- MATERIAL SHOWN:
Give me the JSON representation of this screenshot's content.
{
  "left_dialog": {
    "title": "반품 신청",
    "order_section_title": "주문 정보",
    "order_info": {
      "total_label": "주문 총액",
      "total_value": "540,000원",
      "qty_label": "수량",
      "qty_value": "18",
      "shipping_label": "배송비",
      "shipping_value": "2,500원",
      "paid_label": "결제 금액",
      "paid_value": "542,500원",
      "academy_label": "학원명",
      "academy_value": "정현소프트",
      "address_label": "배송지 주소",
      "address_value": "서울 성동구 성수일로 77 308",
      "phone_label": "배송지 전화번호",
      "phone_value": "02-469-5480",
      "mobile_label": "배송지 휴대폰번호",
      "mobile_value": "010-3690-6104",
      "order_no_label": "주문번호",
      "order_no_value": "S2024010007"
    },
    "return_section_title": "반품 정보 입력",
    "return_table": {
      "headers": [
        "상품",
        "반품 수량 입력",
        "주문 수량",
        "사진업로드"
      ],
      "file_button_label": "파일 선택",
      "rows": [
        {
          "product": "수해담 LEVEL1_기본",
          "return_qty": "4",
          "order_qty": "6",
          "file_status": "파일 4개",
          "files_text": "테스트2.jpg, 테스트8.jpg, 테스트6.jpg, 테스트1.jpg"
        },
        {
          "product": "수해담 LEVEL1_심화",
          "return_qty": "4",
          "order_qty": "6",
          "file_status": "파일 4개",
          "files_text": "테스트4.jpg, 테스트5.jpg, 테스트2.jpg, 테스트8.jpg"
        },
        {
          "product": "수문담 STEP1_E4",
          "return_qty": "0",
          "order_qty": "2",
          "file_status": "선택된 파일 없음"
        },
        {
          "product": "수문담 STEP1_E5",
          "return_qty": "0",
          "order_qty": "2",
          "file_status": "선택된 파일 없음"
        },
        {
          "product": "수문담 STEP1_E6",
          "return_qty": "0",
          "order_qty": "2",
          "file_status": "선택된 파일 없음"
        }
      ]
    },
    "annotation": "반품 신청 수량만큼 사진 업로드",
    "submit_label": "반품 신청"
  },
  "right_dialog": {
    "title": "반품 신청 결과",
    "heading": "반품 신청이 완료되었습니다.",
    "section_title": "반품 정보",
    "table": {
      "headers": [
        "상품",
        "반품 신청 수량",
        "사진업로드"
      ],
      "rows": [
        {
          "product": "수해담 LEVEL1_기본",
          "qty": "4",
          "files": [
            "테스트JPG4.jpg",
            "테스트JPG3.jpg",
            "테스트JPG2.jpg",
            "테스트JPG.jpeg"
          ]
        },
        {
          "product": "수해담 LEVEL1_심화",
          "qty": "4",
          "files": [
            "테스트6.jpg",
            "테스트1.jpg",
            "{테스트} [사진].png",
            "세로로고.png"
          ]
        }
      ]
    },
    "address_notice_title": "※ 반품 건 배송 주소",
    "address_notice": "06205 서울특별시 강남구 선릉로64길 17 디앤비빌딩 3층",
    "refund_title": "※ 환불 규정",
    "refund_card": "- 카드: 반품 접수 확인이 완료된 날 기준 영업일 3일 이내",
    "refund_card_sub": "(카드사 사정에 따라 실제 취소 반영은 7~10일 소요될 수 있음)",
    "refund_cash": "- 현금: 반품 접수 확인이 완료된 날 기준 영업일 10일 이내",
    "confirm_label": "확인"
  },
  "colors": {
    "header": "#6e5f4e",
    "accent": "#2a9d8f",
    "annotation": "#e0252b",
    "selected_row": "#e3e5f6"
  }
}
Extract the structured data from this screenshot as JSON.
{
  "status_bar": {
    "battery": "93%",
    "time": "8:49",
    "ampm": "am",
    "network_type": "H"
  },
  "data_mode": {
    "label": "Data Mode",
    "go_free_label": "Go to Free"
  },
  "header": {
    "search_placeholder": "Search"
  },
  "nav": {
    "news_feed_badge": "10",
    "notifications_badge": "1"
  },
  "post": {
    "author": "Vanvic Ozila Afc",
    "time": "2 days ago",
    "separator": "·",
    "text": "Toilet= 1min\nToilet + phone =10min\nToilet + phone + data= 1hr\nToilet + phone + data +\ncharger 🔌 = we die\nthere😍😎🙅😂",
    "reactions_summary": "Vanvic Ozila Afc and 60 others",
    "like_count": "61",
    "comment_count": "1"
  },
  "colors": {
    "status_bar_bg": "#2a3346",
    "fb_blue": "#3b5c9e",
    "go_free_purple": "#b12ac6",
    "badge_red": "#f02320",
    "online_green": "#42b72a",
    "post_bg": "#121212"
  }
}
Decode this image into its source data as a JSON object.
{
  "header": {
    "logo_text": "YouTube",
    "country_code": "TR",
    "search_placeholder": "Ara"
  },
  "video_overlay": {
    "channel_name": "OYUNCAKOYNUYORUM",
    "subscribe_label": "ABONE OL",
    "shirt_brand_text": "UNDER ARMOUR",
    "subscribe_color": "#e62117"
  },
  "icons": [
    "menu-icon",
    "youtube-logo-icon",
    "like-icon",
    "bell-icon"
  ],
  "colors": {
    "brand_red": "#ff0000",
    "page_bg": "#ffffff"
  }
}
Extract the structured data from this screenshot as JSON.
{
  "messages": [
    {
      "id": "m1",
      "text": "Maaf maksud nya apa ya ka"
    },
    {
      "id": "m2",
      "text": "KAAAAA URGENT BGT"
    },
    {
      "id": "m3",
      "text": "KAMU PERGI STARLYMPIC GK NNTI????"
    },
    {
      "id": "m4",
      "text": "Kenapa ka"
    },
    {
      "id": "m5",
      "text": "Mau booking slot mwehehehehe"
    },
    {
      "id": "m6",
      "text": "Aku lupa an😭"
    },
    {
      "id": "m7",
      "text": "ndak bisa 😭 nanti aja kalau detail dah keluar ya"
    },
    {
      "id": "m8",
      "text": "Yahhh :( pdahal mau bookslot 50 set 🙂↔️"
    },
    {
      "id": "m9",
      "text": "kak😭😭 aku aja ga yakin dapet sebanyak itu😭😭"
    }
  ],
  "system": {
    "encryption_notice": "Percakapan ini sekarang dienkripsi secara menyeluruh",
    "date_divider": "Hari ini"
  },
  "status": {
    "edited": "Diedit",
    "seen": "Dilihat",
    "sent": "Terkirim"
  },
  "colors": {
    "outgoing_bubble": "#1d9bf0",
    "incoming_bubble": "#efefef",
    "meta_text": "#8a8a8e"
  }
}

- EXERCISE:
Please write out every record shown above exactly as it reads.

- RESULT:
Give me the JSON representation of this screenshot's content.
{
  "left_dialog": {
    "title": "반품 신청",
    "order_section_title": "주문 정보",
    "order_info": {
      "total_label": "주문 총액",
      "total_value": "540,000원",
      "qty_label": "수량",
      "qty_value": "18",
      "shipping_label": "배송비",
      "shipping_value": "2,500원",
      "paid_label": "결제 금액",
      "paid_value": "542,500원",
      "academy_label": "학원명",
      "academy_value": "정현소프트",
      "address_label": "배송지 주소",
      "address_value": "서울 성동구 성수일로 77 308",
      "phone_label": "배송지 전화번호",
      "phone_value": "02-469-5480",
      "mobile_label": "배송지 휴대폰번호",
      "mobile_value": "010-3690-6104",
      "order_no_label": "주문번호",
      "order_no_value": "S2024010007"
    },
    "return_section_title": "반품 정보 입력",
    "return_table": {
      "headers": [
        "상품",
        "반품 수량 입력",
        "주문 수량",
        "사진업로드"
      ],
      "file_button_label": "파일 선택",
      "rows": [
        {
          "product": "수해담 LEVEL1_기본",
          "return_qty": "4",
          "order_qty": "6",
          "file_status": "파일 4개",
          "files_text": "테스트2.jpg, 테스트8.jpg, 테스트6.jpg, 테스트1.jpg"
        },
        {
          "product": "수해담 LEVEL1_심화",
          "return_qty": "4",
          "order_qty": "6",
          "file_status": "파일 4개",
          "files_text": "테스트4.jpg, 테스트5.jpg, 테스트2.jpg, 테스트8.jpg"
        },
        {
          "product": "수문담 STEP1_E4",
          "return_qty": "0",
          "order_qty": "2",
          "file_status": "선택된 파일 없음"
        },
        {
          "product": "수문담 STEP1_E5",
          "return_qty": "0",
          "order_qty": "2",
          "file_status": "선택된 파일 없음"
        },
        {
          "product": "수문담 STEP1_E6",
          "return_qty": "0",
          "order_qty": "2",
          "file_status": "선택된 파일 없음"
        }
      ]
    },
    "annotation": "반품 신청 수량만큼 사진 업로드",
    "submit_label": "반품 신청"
  },
  "right_dialog": {
    "title": "반품 신청 결과",
    "heading": "반품 신청이 완료되었습니다.",
    "section_title": "반품 정보",
    "table": {
      "headers": [
        "상품",
        "반품 신청 수량",
        "사진업로드"
      ],
      "rows": [
        {
          "product": "수해담 LEVEL1_기본",
          "qty": "4",
          "files": [
            "테스트JPG4.jpg",
            "테스트JPG3.jpg",
            "테스트JPG2.jpg",
            "테스트JPG.jpeg"
          ]
        },
        {
          "product": "수해담 LEVEL1_심화",
          "qty": "4",
          "files": [
            "테스트6.jpg",
            "테스트1.jpg",
            "{테스트} [사진].png",
            "세로로고.png"
          ]
        }
      ]
    },
    "address_notice_title": "※ 반품 건 배송 주소",
    "address_notice": "06205 서울특별시 강남구 선릉로64길 17 디앤비빌딩 3층",
    "refund_title": "※ 환불 규정",
    "refund_card": "- 카드: 반품 접수 확인이 완료된 날 기준 영업일 3일 이내",
    "refund_card_sub": "(카드사 사정에 따라 실제 취소 반영은 7~10일 소요될 수 있음)",
    "refund_cash": "- 현금: 반품 접수 확인이 완료된 날 기준 영업일 10일 이내",
    "confirm_label": "확인"
  },
  "colors": {
    "header": "#6e5f4e",
    "accent": "#2a9d8f",
    "annotation": "#e0252b",
    "selected_row": "#e3e5f6"
  }
}
Extract the structured data from this screenshot as JSON.
{
  "status_bar": {
    "battery": "93%",
    "time": "8:49",
    "ampm": "am",
    "network_type": "H"
  },
  "data_mode": {
    "label": "Data Mode",
    "go_free_label": "Go to Free"
  },
  "header": {
    "search_placeholder": "Search"
  },
  "nav": {
    "news_feed_badge": "10",
    "notifications_badge": "1"
  },
  "post": {
    "author": "Vanvic Ozila Afc",
    "time": "2 days ago",
    "separator": "·",
    "text": "Toilet= 1min\nToilet + phone =10min\nToilet + phone + data= 1hr\nToilet + phone + data +\ncharger 🔌 = we die\nthere😍😎🙅😂",
    "reactions_summary": "Vanvic Ozila Afc and 60 others",
    "like_count": "61",
    "comment_count": "1"
  },
  "colors": {
    "status_bar_bg": "#2a3346",
    "fb_blue": "#3b5c9e",
    "go_free_purple": "#b12ac6",
    "badge_red": "#f02320",
    "online_green": "#42b72a",
    "post_bg": "#121212"
  }
}
Decode this image into its source data as a JSON object.
{
  "header": {
    "logo_text": "YouTube",
    "country_code": "TR",
    "search_placeholder": "Ara"
  },
  "video_overlay": {
    "channel_name": "OYUNCAKOYNUYORUM",
    "subscribe_label": "ABONE OL",
    "shirt_brand_text": "UNDER ARMOUR",
    "subscribe_color": "#e62117"
  },
  "icons": [
    "menu-icon",
    "youtube-logo-icon",
    "like-icon",
    "bell-icon"
  ],
  "colors": {
    "brand_red": "#ff0000",
    "page_bg": "#ffffff"
  }
}
Extract the structured data from this screenshot as JSON.
{
  "messages": [
    {
      "id": "m1",
      "text": "Maaf maksud nya apa ya ka"
    },
    {
      "id": "m2",
      "text": "KAAAAA URGENT BGT"
    },
    {
      "id": "m3",
      "text": "KAMU PERGI STARLYMPIC GK NNTI????"
    },
    {
      "id": "m4",
      "text": "Kenapa ka"
    },
    {
      "id": "m5",
      "text": "Mau booking slot mwehehehehe"
    },
    {
      "id": "m6",
      "text": "Aku lupa an😭"
    },
    {
      "id": "m7",
      "text": "ndak bisa 😭 nanti aja kalau detail dah keluar ya"
    },
    {
      "id": "m8",
      "text": "Yahhh :( pdahal mau bookslot 50 set 🙂↔️"
    },
    {
      "id": "m9",
      "text": "kak😭😭 aku aja ga yakin dapet sebanyak itu😭😭"
    }
  ],
  "system": {
    "encryption_notice": "Percakapan ini sekarang dienkripsi secara menyeluruh",
    "date_divider": "Hari ini"
  },
  "status": {
    "edited": "Diedit",
    "seen": "Dilihat",
    "sent": "Terkirim"
  },
  "colors": {
    "outgoing_bubble": "#1d9bf0",
    "incoming_bubble": "#efefef",
    "meta_text": "#8a8a8e"
  }
}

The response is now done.